8/26 | 28 | 31 | 9/2 | 4 | 7 no class | 9 | 11 | 14 |
We began a discussion of sets by considering two examples: S={1,3,5,7}
and T=(red,blue, yellow} and the issue of what it means for a set to be
"well defined." In particular for a set to be well defined one must be
able to determine whether something is a member or not of the set. Thus
3 is a member of S, 2.999 is not a member of S, and 2.9999... is a member.
( 2.999... is another way to denote the number 3, so we distinguish the
number 3 from the way it is represented with numberal or using decimals.)
[ Let A = 2.99... . Then 10A= 29.9..., and hence 9A=10A-A=27. So A
= 27/9 = 3. ]
Next time: More on sets.
Here are some of the figures we used to think about the problem. (still
to be done....)
We spent a little time at the end of class on the nature of work that uses sets... in particular the importance of recognizing the context (or universe) in which a disucussion using sets transpires. The contexts of mathematics related to numbers were connected to various levels of school work.
counting numbers | primary grades |
fractions | elementary grades |
negative numbers | pre-algebra |
rational numbers | pre-algebra |
real numbers
sqrt(2) and pi |
geometry and algebra |
imaginary and complex numbers | algebra |

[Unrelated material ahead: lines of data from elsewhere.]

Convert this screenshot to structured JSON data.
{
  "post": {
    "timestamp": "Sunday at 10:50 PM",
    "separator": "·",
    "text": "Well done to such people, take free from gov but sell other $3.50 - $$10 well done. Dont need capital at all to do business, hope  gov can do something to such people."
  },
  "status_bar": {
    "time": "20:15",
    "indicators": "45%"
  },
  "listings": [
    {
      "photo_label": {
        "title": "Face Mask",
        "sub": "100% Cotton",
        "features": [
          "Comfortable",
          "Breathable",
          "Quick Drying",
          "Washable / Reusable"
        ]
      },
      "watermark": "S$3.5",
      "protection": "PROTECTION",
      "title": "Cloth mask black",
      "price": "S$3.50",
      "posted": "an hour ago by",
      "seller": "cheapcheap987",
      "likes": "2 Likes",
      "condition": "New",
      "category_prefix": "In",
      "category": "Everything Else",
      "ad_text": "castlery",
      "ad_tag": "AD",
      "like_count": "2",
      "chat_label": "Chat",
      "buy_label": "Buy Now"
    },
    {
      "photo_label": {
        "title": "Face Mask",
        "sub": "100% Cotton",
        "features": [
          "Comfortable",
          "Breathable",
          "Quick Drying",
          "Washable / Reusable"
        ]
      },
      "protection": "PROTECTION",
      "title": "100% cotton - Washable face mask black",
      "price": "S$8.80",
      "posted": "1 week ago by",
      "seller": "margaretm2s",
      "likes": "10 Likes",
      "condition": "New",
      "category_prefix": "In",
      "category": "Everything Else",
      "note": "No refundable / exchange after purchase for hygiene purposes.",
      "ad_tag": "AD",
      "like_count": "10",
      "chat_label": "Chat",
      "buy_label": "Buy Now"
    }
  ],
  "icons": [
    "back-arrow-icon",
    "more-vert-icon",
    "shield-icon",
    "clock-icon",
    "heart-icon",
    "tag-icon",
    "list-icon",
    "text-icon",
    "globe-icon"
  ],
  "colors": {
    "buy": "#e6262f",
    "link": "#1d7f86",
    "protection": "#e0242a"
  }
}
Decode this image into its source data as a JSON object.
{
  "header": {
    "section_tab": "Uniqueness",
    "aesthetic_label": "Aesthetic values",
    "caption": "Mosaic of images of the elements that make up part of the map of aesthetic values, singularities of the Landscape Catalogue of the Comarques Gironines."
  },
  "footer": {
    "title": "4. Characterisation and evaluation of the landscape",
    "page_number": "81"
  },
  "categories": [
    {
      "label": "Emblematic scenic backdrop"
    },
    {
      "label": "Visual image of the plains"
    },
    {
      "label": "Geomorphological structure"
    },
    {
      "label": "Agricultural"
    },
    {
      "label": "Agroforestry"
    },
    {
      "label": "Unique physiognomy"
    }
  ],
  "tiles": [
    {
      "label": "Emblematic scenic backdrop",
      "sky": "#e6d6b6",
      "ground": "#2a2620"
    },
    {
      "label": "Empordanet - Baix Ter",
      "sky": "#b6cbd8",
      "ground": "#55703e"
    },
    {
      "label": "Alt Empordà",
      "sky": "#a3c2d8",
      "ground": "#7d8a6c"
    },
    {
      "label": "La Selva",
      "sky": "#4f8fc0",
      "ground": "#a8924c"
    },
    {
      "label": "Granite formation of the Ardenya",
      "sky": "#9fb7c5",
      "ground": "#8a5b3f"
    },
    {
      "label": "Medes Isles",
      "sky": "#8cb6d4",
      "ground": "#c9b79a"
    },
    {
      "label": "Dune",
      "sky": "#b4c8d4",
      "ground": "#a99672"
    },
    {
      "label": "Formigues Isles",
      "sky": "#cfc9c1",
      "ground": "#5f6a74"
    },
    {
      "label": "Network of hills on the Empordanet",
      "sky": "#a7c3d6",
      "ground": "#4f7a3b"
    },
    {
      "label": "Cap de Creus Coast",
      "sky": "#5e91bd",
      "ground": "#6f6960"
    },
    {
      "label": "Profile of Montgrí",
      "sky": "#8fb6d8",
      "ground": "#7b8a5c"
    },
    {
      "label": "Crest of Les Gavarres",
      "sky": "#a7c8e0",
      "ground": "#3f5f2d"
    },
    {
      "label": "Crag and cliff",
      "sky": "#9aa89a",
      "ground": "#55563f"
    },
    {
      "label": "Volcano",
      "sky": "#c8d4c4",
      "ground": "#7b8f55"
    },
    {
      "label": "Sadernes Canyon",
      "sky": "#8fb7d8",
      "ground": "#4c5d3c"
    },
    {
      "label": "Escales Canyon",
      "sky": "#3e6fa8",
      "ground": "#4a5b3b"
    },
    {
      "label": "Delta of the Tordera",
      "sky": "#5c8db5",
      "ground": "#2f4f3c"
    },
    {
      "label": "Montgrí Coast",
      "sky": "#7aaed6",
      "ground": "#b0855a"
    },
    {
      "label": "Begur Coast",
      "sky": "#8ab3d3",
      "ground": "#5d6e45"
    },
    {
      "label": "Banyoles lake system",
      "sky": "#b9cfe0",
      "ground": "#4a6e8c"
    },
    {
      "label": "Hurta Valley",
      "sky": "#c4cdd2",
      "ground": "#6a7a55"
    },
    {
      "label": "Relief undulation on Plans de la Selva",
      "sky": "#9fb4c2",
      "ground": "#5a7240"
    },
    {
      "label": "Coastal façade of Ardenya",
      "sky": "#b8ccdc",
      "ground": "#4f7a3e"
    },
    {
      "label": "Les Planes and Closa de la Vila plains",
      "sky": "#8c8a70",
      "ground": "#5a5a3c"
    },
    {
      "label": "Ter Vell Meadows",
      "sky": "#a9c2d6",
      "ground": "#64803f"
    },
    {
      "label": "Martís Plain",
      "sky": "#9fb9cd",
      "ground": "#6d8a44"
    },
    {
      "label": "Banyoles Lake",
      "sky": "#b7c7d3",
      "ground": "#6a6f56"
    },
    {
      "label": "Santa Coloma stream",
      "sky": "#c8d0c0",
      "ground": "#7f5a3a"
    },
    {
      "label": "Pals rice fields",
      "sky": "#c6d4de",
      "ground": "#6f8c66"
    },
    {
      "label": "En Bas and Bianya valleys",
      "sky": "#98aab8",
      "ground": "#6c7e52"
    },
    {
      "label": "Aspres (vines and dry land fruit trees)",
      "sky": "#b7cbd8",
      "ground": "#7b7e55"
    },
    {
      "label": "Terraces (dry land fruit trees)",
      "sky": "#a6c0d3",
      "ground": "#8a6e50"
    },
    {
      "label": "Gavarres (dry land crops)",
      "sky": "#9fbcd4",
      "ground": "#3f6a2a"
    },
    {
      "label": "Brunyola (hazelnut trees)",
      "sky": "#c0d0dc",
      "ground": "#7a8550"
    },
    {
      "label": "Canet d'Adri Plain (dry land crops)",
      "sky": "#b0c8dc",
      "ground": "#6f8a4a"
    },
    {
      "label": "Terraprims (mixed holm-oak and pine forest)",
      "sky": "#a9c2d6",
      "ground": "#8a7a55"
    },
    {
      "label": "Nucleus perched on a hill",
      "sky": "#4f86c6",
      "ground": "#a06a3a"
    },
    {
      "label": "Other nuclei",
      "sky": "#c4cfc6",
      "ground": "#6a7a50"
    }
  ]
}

We also distinguished numbers from the notations used to represent them, e.g., which is larger 3 or 5 ? and the symbol for pi doesn't tell you anything about the nature of this number, while sqrt(2) does indicate that this number when squared equals 2.
Next class: More on sets! and TA 011.
We continued the discussion of sets and the notation. Lists, verbal
descriptives, and list patterns were illustrated with examples showing
again the need to be aware of the context of a universal set and to be
explicit about patterns that are sometimes presumed. Set equality was noted
as depending on the ability to identify set membership and to be able to
justify that the elements of each set are members of the other, i.e.,
Def'n: If A and B are sets, we say the sets A and B
are equal, A=B, when every element of A is an element of B and
every element of B is an element of A.
We then turned our attention to some elementary set operations: Union, intersections, subtraction, and complement.Each of these was illustrated with an example where the sets were given by lists.
Next time: More on sets... and a beginning to some more details on the nature of proof.
Back to a discussion of sets, we introduced the relation between
sets of one set being a subset of another, and saw how we could use the
definition to examine when this relation is not true and when it is. [I
have more to write here!] An example of some sets given by lists, and
one where the sets are given by decriptions using inequalities.
At the end of class we started further discusion of Cartesian products
of sets. In particular we discussed how to visualize products using horizontal
and vertical features to locate points in a picture of a product.
Here is an example:
A | AxB | ||||||
8 | (1,8) | . | . | . | (8,8) | ||
5 | . | . | . | . | . | ||
4 | . | . | . | . | . | ||
3 | . | . | . | . | . | ||
1 | (1,1) | (3,1) | (4,1) | (5,1) | (8,1) | ||
1 | 3 | 4 | 5 | 8 | B |
Statement 1 is true, while statement 2 is false.
We compared (1) and (2) with the similar statements:
(1) For any a there is a number b so
that a+b=a.
(A a) (E b)
(a+b=a)
(2) There is a number b so that
for any a a+b=a.
(E b) (A a)
(a+b=a)
In this case both statements are true, because we can use the number
0 for b.
Thinking about the examples we saw that in any case where there
is a switching of universal and existential quantifiers in their relative
position in the logical structure of a statement, the statement of form
2 will imple the statement of form 1.
Informally this means that if you have some b that works for
all a, you certainly can use that b to respond to the need to show the
existence of a b that would work for any specific a.
We next looked at determining the truth of compound statements and how this can be determined by the use of "truth tables" We constructed the basic truth tables for ~A, A -> B, A & B, A v B, and A<->B, and examined briefly an example of using these to determine a truth table for a mor complicated compound statement. Here's what a truth table for the basic connectives looks like:
A | B | ~A | A->B | A&B | AvB | A<->B | |
T | T | F | T | T | T | T | |
T | F | F | F | F | T | F | |
F | T | T | T | F | T | F | |
F | F | T | T | F | F | T |